President Mokgweetsi Masisi’s government in May removed the moratorium, just a year after he suceeded Ian Khama, an avid environmentalist, who had introduced a blanket hunting ban in 2014 to reverse a decline in the population of wild animals.
The removal of the ban was praised by local communities but derided by conservationists and ignited political friction between the Khama and Masisi.
Botswana fended off criticism of its decision, saying the move would not threaten the elephant population.
“Quotas will be issued by December 2019 to allow for marketing ahead of the 2020 hunting season,” Masisi said in his first state of the nation address since he was elected into office following last month’s polls.
“It is expected that hunting will contribute significantly to reducing the human-wildlife conflict by creating viable and balanced populations,” he said.
Masisi said his government is developing guidelines “to provide direction on hunting,” he added.
The commercial hunting season opens in April.
In an interview with AFP in October, Masisi defended his decision to remove the ban on hunting saying Botswana has a capacity to carry “50,000 (elephants) and we have in excess of 130,000”.
In an interview with AFP last month, Khama called Masisi’s decision to lift the ban as “short-sighted”.
“He thought he would be popular,” said Khama.
“When you have a resource, even if it’s diamonds, the more you have the better and that’s the approach we took with wildlife, that here is a resource that we have, so let us grow the resource, make it viable,” added Khama.

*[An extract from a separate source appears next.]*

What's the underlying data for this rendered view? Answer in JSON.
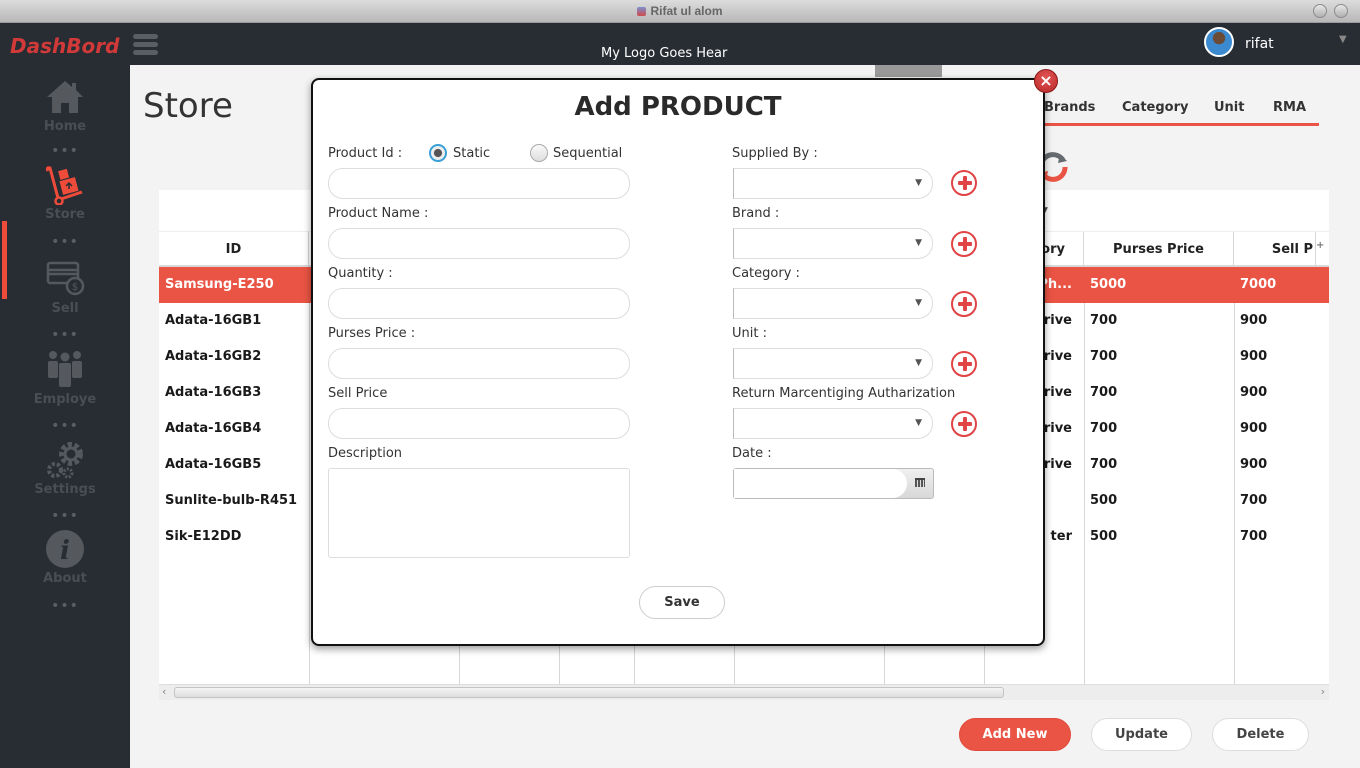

Khama said tourist numbers had declined 15 percent since the ban was lifted.